MI5, MI6 and GCHQ are under the spotlight again, but this time for all the wrong reasons. It was revealed that UK intelligence agencies have been intercepting ‘private’ lawyer-client communications, and under current agency policy are allowed to continue to doing so in the future.
It is believed that this compromised information has been used by the intelligence agencies in court. As consequence it was requested that intelligence agencies disclose their internal policy records which document guidelines under which this acquired confidential content might be used. Despite the fact it should not be used at all.
The Actual Rules
The guidelines do state that the use of this confidential information should be avoided by lawyers when defending the state. Although GCHQ have been plagued this week by advising legal staff that they “may in principle target the communications of lawyers.” These documents also suggest that GCHQ has the right to infiltrate the communication of journalists.
The disclosure of this information comes after two Libyans, Abdel-Hakim Belhaj and Sami Al Saadi, launched complaints against the government claiming that they were the victims of an unfair trial back in 2004. Both they and their families were extradited by the CIA and MI5 in 2004 from South East Asia back to Libya where they were then tortured under Colonel Gaddafis’ regime.
It is thought that the CIA and MI5 had dealings with Libyan intelligence agencies beforehand. Abdel-Hakim Belhaj and Sami Al Saadi believe that communications between them, the charity Reprieve and law firm Leigh Day were infiltrated. Their legal team then requested that the Investigatory Powers Tribunal carry out an investigation into their claims, it was then that the IPT asked intelligence agencies to disclose their internal policies.
Documents recovered from Tripoli in 2011 revealed the full extent of British involvement in the Belhaj case; British intelligence officers visited Belhaj whilst he was in Libya. Cori Crider from Reprieve has stated:
“It’s now clear the intelligence agencies have been eavesdropping on lawyer-client conversations for years. The documents clearly show that MI5’s and GCHQ’s policies on snooping on lawyers have major loopholes.”
Following these revelations conservative MP David Davis, former shadow Home Secretary, has lashed out against the intelligence agencies in the House of Commons, further raising the political profile of the affair.
What Will Happen?
The UK’s Law Society has also called on government for more stringent policies to be implemented. Last year the Law Society stated that it would publish advice for solicitors who took up cases against the state in response to new allegations of mass surveillance.
The British based intelligence agency GCHQ came out of the affair looking slightly better than MI5 and MI6, both of which seem to have incredibly lax restrictions when it comes to lawyer-client communications. Since 1999 GCHQ have had policies in place prohibiting the disclosure of such information to the state whilst MI5 only put such measures in place this January after the IPT case was already ongoing.

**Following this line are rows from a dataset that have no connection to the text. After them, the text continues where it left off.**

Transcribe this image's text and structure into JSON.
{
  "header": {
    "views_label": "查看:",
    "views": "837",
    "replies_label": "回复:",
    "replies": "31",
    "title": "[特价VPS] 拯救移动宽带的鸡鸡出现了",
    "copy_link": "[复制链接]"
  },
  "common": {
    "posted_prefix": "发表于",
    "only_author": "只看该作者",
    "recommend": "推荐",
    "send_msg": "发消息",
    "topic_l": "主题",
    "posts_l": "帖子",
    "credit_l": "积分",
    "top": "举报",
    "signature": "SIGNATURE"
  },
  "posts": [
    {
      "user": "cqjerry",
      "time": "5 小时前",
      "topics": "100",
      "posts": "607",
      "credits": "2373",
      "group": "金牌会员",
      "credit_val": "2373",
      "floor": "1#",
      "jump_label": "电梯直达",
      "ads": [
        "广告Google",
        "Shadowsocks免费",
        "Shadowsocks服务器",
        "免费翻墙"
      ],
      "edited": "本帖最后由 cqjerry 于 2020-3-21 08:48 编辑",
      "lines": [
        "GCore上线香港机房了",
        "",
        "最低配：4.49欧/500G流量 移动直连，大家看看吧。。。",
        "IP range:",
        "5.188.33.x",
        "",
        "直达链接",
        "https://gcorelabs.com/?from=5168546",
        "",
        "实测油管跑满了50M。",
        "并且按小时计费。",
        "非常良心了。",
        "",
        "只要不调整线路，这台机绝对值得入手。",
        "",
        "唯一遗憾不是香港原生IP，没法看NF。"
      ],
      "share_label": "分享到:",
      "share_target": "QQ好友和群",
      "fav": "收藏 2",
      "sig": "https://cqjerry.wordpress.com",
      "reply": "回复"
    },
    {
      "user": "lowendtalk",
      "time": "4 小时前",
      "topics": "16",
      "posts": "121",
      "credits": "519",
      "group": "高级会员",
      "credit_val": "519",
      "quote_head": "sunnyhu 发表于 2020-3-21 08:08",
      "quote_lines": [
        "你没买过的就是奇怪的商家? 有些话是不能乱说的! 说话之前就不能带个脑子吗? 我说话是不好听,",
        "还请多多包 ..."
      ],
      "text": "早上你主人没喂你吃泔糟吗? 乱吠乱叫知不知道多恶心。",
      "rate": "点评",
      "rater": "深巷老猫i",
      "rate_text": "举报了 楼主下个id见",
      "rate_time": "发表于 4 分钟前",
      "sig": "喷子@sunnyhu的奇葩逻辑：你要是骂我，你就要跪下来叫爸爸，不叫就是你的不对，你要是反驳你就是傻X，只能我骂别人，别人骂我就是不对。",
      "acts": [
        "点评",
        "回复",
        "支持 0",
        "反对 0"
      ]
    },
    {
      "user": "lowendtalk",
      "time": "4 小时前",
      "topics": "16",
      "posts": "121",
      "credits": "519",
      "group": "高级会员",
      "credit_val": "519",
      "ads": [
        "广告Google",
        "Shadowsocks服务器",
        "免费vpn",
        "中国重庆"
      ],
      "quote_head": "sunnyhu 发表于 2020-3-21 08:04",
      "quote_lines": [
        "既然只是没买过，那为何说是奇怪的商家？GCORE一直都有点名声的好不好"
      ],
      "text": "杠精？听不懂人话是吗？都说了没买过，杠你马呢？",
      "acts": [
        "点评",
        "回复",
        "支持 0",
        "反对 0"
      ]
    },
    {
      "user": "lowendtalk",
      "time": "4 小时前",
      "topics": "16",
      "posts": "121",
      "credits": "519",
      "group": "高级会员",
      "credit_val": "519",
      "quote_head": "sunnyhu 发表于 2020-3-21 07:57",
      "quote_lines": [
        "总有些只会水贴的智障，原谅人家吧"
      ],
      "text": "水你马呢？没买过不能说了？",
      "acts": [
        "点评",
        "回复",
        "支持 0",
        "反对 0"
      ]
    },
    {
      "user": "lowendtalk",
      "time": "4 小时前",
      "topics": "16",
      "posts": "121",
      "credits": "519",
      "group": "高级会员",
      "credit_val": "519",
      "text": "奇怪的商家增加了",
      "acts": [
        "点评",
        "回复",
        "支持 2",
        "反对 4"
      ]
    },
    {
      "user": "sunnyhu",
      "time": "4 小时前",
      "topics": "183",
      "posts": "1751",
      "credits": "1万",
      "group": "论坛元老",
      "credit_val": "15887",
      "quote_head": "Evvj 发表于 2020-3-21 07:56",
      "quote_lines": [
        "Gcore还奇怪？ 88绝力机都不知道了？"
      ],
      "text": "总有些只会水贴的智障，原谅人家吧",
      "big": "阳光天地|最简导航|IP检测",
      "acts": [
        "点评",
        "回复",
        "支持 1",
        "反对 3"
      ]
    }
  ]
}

Lawyer-client communications until now were supposed to be protected by law and “legal professional privilege” (LPP). In the post-Snowden world revelations like these are no longer going unnoticed, and intelligence agencies are under more pressure than ever now to explain their actions.
The Director of GCHQ, Robert Hannigan, condemned the privacy policies of Silicon Valley’s tech companies, but now it seems the tables have turned once again with GCHQ forced to defend its own policies.